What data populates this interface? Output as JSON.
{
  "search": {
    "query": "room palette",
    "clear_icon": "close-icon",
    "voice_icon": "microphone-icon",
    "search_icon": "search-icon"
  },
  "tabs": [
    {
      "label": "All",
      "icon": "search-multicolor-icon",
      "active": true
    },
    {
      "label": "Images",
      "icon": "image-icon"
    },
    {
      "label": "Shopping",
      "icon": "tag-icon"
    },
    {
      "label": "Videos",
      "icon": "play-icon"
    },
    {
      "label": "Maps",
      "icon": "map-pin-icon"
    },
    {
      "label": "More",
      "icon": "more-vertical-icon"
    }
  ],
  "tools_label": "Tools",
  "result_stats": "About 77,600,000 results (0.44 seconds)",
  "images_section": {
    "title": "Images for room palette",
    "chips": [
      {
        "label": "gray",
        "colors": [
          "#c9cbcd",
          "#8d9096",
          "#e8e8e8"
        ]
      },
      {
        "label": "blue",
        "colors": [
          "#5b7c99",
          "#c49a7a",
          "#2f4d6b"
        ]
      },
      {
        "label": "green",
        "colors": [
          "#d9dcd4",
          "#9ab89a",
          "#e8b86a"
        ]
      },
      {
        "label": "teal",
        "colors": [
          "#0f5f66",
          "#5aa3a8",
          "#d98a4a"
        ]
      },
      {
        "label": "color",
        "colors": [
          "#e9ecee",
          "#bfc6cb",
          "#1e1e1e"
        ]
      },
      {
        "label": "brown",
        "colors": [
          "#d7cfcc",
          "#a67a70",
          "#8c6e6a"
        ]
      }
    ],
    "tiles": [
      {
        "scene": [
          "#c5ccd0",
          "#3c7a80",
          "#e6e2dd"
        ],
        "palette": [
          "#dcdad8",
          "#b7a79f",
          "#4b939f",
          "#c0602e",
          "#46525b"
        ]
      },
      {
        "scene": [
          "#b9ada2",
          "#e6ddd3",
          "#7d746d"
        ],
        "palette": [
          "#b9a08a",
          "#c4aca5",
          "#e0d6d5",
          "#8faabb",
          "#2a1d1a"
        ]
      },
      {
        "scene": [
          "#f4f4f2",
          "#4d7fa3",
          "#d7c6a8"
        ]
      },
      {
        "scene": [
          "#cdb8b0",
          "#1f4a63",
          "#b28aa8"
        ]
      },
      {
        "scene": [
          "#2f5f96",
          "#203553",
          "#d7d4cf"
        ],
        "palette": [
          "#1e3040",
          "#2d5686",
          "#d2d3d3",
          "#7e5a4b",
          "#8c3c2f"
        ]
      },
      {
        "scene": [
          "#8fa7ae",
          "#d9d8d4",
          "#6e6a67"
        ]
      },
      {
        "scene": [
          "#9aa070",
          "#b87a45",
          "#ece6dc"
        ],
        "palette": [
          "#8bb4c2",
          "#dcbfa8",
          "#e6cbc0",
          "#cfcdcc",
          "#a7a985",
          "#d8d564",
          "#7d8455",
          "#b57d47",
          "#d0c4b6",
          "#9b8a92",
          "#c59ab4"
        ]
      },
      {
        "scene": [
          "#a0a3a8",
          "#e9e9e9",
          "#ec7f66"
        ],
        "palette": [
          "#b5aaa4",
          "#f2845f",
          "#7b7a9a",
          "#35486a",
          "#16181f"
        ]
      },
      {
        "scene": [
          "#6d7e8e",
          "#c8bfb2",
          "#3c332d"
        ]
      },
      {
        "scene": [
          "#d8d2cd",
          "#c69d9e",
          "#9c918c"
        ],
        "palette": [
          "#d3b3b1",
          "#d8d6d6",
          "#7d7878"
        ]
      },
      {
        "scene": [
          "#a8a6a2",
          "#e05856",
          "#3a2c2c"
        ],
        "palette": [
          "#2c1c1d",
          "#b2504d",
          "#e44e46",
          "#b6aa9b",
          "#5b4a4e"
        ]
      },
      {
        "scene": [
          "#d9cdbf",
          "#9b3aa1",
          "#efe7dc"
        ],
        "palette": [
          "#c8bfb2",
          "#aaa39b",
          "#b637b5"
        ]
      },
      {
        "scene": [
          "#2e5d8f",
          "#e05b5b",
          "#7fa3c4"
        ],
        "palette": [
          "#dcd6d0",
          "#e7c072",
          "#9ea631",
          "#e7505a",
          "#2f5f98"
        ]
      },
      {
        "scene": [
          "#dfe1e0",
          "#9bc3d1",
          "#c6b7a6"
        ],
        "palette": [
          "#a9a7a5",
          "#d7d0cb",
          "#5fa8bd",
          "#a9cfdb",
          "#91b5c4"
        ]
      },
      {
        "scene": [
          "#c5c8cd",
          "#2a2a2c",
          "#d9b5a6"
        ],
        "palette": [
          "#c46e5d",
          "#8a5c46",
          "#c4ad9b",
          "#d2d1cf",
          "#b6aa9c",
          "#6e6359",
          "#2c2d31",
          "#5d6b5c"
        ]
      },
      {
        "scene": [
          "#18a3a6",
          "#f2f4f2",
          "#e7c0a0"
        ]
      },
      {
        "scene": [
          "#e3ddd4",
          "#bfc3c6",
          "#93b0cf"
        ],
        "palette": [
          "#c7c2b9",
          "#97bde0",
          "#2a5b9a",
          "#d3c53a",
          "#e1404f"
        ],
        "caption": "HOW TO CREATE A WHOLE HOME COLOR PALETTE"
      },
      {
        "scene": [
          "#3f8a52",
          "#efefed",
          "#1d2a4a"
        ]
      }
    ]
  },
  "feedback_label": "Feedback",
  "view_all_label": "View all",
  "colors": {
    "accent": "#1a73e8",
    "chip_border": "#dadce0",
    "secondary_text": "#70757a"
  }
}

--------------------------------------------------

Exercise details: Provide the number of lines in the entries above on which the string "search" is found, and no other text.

Solution to this task: 3